This unusual little pistol arrived for test and review, somewhat by surprise. I'd spoken with someone about it, perhaps a year ago, and had simply forgotten it was on the horizon. Now, I've had the opportunity to spend some time with it.... and can offer my impressions, for what they are worth. The concept is simple indeed, although the execution is carried out on a rather high scale. It's a two shot pocket pistol of considerable power. That's it. Set aside the impressive build quality and unique design, and that's what this boils down to. BANG..... BANG...... and a fair assurance it will do so every time. I struggled for some time to come up with a comparison people would easily understand, and it struck this morning. This pistol is to a snubby .38 revolver as a short 12 gauge pump gun would be to a sawed off double barrel. There are a lot of people who swear by a plain-jane pump shotgun as a defensive weapon, just as theres a lot of folks who swear by the old fashioned .38 snubnose revolver as the epitome of dependable self defense carry.
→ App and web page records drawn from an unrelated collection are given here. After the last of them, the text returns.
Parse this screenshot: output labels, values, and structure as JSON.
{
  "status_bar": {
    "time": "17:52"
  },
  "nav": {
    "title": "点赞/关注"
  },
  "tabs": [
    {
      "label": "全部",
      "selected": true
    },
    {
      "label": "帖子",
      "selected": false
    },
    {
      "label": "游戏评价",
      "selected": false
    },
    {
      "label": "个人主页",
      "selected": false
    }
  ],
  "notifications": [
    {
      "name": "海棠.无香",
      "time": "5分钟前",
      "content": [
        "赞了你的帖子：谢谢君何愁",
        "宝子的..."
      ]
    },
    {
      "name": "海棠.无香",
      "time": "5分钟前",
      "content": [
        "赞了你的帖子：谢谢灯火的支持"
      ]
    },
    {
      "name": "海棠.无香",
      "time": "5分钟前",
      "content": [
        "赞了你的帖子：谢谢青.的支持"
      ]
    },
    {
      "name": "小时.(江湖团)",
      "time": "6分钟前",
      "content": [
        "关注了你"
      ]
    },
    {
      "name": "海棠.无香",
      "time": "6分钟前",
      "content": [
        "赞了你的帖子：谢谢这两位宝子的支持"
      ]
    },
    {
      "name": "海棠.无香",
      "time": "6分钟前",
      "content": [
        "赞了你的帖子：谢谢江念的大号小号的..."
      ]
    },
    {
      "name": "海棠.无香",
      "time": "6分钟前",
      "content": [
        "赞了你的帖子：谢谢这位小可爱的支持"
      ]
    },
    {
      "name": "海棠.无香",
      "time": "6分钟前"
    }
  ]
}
But... there are some shooters who would rather rely on a fast and sure two rounds through the gaping maw of an imposing double barrel shotgun..... and there will certainly be some shooters who look on the DoubleTap in the same way. Those two bloody great big holes look impressive as hell when seen from the front, and that's hard to argue. Carrying the DoubleTap is no chore, given it's extreme light weight (13 ounces) and extreme thin build (just over .5 inches). It all but vanishes in a pocket, and is safe to carry thus given the heavy double action style trigger pull. My best comparison was to the tiny Ruger LCP which lives it's life in a vest pocket of mine. Either pistol seemed to fit perfectly in the little pocket, and which I carried was just another choice. 7 rounds of .380 in a fairly reliable package, or two rounds of thundering .45 acp in roughly the same space, in an even more reliable package. Double barrel shotgun versus pump shotgun....
On the subject of shooting the Doubletap.... well..... it's not a plinker. In fact, it's not a pistol I would consider the least bit of fun to shoot. Touching off a 230 grain .45acp load from a 13 ounce pistol designed to vanish in a back pocket..... it's an impressive moment. The best way I can think to describe it is this; Open your hand, and smack it right across the palm with a big stick.... HARD..... now do it again. That is what shooting the Doubletap is like.
At the range, offered a chance to try the little beast for themselves, big strong men declined... it's THAT kind of pistol to shoot. It's not a toy, it's not a fun-gun, and it's not for the weak. It's two rounds of serious defensive power right now, and no games at all. The porting helps keep the pistol on target, and the second round is there just as quick as you can squeeze it off. The sights work, and it's possible to shoot with reasonable accuracy, but lets face it... this is a pistol designed for last ditch "Get the hell off me" distance.
It can be fired from a pocket or purse, probably better than just about any other firearm I can think of. It's small. It's almost stupidly light weight for it's power. It has no external safeties, levers, gadgets, or gee-gaws. Grab it, squeeze: BANG. Squeeze again: BANG. It's a back up weapon. A hold out gun. The pistol that lives in your coat or console, which you almost forget about.
This little beastie comes in both .45acp and 9mm, and the shooter can switch back and forth with nothing but a barrel kit. Push out a fat pin, swap the barrel set, push the big pin back in. Done. The 9mm version is actually slightly heavier as the barrel walls are thicker. Which caliber to choose? I suppose whichever your main carry pistol is.... I would not sneer at either round. Is it going to change the self defense market? I don't think there is any chance of that.
Will it fill a niche in some peoples defensive plan? Probably.
Is it a very small, very light, very powerful, and very no nonsense weapon? Oh hell yes.
Police Blotter: Drunk and/or Disorderly
An intoxicated man, who believed his roommate was not keeping their
stateroom as clean as required by their captain, moved his roommate...